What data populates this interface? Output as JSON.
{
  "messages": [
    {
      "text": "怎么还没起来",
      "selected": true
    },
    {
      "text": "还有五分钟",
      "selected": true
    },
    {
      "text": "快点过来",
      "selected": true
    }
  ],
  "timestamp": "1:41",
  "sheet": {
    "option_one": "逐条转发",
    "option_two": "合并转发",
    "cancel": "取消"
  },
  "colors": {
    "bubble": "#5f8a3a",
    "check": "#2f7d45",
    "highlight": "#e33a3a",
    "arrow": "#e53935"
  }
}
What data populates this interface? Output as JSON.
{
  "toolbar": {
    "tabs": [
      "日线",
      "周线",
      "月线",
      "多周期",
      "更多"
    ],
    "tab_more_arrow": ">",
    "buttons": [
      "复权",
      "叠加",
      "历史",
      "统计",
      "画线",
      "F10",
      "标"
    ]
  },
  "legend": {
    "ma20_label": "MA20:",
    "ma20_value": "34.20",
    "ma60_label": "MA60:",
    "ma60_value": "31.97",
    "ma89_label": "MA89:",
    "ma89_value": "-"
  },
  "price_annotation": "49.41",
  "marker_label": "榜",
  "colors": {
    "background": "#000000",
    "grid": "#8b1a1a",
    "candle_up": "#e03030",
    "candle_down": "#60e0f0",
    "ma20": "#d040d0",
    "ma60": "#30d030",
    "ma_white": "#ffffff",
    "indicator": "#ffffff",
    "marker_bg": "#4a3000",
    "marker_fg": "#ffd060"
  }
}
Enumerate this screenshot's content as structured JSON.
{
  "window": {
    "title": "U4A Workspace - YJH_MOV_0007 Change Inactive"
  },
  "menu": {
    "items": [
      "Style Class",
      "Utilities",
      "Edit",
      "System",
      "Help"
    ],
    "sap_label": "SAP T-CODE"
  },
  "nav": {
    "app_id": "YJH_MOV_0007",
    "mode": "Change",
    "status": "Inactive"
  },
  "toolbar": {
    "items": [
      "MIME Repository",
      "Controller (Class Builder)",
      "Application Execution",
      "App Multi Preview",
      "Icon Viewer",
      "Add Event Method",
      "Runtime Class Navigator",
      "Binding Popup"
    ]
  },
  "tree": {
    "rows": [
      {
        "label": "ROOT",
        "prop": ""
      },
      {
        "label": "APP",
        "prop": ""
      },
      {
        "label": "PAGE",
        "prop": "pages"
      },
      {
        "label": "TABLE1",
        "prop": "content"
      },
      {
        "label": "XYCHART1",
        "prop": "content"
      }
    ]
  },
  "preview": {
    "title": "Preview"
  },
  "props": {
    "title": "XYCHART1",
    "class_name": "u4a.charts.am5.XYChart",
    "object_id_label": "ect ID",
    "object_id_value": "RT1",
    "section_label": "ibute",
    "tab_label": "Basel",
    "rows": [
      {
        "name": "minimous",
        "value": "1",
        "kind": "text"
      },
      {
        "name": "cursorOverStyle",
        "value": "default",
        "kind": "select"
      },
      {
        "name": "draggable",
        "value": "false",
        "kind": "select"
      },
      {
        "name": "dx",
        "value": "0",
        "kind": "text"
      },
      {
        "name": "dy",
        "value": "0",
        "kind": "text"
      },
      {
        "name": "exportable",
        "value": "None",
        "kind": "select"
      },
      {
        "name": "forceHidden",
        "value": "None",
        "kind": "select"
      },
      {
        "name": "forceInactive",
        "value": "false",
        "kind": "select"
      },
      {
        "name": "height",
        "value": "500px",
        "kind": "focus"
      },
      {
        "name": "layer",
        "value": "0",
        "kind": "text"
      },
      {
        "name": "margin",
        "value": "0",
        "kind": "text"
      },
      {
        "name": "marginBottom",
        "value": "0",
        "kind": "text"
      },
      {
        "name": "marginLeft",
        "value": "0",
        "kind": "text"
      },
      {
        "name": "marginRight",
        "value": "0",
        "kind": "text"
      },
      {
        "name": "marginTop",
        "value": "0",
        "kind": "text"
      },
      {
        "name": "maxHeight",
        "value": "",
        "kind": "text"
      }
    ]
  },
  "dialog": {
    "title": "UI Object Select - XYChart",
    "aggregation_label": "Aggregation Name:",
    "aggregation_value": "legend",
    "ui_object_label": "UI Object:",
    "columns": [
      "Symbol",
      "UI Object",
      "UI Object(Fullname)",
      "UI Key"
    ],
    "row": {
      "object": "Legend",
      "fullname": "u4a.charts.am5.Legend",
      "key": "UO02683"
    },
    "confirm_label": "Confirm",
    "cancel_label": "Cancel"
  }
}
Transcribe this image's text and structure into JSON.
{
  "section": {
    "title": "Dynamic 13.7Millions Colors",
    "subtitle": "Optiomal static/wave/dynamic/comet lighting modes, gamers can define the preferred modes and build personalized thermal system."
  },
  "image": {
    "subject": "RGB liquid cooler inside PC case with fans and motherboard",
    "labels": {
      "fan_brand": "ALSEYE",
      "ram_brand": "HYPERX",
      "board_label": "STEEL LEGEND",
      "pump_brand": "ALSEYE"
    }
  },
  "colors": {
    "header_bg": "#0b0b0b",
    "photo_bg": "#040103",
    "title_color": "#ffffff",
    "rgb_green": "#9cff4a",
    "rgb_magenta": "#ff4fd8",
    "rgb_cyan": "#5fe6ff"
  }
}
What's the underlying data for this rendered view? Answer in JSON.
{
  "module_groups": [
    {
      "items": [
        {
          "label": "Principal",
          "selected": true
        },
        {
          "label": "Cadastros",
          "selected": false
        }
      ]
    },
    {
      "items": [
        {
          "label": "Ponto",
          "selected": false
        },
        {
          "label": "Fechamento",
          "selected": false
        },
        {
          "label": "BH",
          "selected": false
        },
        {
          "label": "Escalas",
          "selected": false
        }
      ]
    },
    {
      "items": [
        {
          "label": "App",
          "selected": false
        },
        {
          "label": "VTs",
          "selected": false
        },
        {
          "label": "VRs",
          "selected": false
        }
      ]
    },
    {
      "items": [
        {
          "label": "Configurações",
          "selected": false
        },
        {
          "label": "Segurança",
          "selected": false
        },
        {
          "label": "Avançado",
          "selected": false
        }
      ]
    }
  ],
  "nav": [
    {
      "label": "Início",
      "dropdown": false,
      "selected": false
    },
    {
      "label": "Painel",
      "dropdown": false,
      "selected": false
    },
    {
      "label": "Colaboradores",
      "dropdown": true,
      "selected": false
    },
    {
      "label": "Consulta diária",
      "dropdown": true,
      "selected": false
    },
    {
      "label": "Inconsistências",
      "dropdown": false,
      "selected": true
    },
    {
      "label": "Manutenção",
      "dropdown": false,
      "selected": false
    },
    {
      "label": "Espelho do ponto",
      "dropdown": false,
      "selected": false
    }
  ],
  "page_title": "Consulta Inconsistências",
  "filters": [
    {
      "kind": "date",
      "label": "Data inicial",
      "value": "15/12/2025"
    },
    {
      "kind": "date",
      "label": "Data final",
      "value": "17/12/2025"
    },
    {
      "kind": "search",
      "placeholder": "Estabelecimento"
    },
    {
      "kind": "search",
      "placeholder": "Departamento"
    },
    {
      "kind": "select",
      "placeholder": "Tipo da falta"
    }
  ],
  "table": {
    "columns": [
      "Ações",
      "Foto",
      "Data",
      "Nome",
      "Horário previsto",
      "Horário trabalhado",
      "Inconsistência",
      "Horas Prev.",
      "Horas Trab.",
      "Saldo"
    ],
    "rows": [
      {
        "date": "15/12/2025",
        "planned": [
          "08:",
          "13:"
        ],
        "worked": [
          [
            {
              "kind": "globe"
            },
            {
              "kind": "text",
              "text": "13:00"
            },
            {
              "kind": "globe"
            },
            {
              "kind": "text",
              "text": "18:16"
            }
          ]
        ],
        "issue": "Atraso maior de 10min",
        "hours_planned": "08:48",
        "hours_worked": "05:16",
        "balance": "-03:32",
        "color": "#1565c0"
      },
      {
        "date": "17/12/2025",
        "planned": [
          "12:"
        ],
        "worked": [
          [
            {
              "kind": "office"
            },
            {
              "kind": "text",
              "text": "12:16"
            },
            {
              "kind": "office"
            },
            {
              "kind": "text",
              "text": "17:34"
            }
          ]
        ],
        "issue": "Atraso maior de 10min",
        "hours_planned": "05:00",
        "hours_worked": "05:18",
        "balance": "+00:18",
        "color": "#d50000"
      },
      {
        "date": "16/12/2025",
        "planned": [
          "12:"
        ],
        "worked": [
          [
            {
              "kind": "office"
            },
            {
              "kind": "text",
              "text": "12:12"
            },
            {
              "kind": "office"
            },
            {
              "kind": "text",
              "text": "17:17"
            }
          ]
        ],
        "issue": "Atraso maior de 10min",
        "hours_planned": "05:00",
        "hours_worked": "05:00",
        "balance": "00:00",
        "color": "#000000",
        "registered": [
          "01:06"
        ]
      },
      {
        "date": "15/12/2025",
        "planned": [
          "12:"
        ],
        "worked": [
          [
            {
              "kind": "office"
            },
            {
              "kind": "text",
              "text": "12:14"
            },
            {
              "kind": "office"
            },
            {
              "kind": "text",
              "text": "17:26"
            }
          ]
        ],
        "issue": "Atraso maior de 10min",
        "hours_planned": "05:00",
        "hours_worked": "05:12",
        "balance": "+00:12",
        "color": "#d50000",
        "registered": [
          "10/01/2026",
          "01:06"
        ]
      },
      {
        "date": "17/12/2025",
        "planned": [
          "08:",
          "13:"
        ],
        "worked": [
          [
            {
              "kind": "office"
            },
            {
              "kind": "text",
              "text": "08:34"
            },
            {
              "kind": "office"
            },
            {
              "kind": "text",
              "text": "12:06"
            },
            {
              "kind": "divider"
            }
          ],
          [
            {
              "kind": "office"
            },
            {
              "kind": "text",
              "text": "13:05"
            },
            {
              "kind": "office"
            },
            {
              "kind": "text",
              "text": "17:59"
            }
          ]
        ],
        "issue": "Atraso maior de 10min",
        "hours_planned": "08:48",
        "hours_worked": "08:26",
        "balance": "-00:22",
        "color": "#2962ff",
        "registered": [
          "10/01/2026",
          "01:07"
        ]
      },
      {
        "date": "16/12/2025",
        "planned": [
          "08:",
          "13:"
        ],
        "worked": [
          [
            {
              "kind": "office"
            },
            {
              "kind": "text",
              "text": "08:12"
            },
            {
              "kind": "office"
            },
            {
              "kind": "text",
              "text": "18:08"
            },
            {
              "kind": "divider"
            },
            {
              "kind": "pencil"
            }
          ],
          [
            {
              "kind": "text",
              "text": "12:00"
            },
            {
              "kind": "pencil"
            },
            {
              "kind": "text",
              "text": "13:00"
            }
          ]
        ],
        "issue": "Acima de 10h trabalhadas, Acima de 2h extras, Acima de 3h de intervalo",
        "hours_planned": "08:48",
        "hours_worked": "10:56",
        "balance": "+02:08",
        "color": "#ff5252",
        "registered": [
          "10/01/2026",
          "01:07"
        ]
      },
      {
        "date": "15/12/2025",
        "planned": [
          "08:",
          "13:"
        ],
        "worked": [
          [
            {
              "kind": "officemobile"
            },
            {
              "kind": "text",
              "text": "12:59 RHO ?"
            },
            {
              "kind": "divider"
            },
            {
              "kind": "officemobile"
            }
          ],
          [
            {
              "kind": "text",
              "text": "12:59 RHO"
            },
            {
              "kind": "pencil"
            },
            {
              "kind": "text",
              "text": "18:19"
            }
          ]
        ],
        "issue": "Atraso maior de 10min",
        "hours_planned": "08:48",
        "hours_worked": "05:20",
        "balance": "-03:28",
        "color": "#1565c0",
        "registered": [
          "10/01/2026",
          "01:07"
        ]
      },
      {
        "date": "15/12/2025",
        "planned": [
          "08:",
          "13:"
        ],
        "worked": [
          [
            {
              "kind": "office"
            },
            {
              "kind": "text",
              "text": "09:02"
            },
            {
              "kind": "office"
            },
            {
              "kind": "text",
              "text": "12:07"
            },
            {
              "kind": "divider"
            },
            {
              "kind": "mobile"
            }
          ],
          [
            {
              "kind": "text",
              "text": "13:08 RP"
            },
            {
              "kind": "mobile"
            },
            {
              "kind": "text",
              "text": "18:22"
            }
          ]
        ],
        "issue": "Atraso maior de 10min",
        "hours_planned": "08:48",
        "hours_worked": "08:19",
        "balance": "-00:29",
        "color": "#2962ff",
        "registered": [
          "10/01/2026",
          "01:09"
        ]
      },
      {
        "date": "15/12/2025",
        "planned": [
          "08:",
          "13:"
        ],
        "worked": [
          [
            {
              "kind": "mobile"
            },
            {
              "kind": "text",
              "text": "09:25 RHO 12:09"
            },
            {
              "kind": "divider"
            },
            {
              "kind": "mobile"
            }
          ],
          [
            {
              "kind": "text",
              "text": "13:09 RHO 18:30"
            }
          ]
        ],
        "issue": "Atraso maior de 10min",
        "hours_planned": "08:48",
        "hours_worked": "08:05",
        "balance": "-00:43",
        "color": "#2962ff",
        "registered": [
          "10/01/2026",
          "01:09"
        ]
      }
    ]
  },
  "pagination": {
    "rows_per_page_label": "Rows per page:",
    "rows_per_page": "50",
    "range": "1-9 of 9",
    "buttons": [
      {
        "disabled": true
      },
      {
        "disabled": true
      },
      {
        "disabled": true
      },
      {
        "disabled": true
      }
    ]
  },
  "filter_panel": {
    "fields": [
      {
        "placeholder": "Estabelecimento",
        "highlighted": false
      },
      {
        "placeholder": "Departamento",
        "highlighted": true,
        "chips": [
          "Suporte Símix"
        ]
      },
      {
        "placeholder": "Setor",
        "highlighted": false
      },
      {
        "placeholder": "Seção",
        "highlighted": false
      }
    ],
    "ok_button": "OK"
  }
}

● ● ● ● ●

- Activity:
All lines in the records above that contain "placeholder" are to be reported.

- Result of this exercise:
      "placeholder": "Estabelecimento"
      "placeholder": "Departamento"
      "placeholder": "Tipo da falta"
        "placeholder": "Estabelecimento",
        "placeholder": "Departamento",
        "placeholder": "Setor",
        "placeholder": "Seção",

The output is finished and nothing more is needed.